The Avengers was a parody of spy movies like the James Bond franchise, and later the Harry Palmer “bargain basement” version of Bond, where Steed was not quite so glamorous, or as rough, as Sean Connery’s Bond. Steed was: Totally cool, a gentlemen, utterly unflappable, and braver than brave; going up against all sorts of baddies and rarely armed except for that umbrella.

Steed never carried a gun and his character was actually the “second banana” to Ian Hendry’s character (Dr. David Keel)in season one. By the time the series reached season two Keel was gone and Steed was not. Macnee was the quintessential Englishman from 1961 to 1969 and the show made stars of Patrick, Blackman and Riggs on both sides of the big pond. Macnee would go on to do The New Avengers but it never gelled with me the way the first series did, despite Joanna Lumley’s Purdey.

Macnee worked practically nonstop, even appearing in one of the Bond films, A View to a Kill with Sir Roger Moore, whom he had worked with on The Sea Wolves, as well as David Niven, and according to Sir Roger, he was under the impression that Patrick and he were related. Moore gave his old “relative” and colleague a sending off after news of his death was made public.

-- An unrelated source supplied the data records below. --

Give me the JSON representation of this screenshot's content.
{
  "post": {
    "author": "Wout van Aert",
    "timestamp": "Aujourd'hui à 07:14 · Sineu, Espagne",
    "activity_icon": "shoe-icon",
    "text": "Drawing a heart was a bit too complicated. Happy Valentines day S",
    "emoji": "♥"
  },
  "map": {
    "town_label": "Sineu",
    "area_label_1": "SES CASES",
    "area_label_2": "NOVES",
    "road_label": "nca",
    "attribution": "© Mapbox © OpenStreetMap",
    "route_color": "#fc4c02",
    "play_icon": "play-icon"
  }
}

The actor was a prolific performer and played many different roles, most of whom were English although he did portray other nationalities. He was also very good at playing villains, in the 1988 horror/comedy Waxwork, and its sequel, Macnee was a treacherous old family friend and stinker who tries to kill the hero. He played the baddie many times in his long career and always quite convincingly.

But it is as John Steed that he will stay in my memory. He once revealed that the reason The Avengers worked so well was that he and Diana Rigg, a very serious actress with a background in Shakespeare who was also voted, somewhat ironically, the world’s sexist ever TV star by the American publication TV Guide, wrote their own dialogue as the show’s scripts were, he said, abysmal.

Arthritis slowed him down later and forced him to give up acting except for voice over work. Patrick Macnee died at his California home of natural causes and his son Rupert informed the patrickmacnee.com website that he was with family when he died.

So long Patrick Macnee, aka John Steed, the umbrella carrying English gentleman and “action man.”

The Equalizer: Why is Denzel Washington More MacGyver than Robert McCall

The Equalizer: Why is Denzel Washington More MacGyver than Robert McCall

From 1985 to 1989 English actor Edward Woodward was The Equalizer, aka Robert McCall, a former well armed shadowy governmental agent who “had gun and traveled,” albeit not very far, to help the innocent; why then, in the big screen adaptation is Denzel Washington more like MacGyver than Robert McCall? Anyone watching the film its opening weekend would have noticed that, unlike the small screen version of the character, McCall used quite a number of implements to kill the bad guys. Implements that were not guns. It should also be pointed out that in Mr. Woodward’s televised, and fairly violent, series the villains were mostly homegrown rapists, murderers, blackmailers, et al versus the Russian baddies in the film versio

Good Friday a Long One With Bob Hoskins and Helen Mirren

Good Friday a Long One With Bob Hoskins and Helen Mirren

Ever since stumbling across The Long Good Friday years ago and which is one brilliant little independent British gangster film starring Bob Hoskins and Helen Mirren, I can never start the Easter weekend without thinking of this gem. This small budgeted movie which caused me to fall in love with not only Mirren, but the short dynamo of talent that is Bob Hoskins never grows old. The mists of time have obscured just how the film came to be viewed, but it was in England that I first saw it. Having lived there long enough to recognise quite a number of Brit actors who were now quite big in the world of television and film. Watching this film over Easter weekend has become a tradition and not just for the beautiful Mirren.

Sam Mendes back to direct Bond number 24.

Sam Mendes back to direct Bond number 24.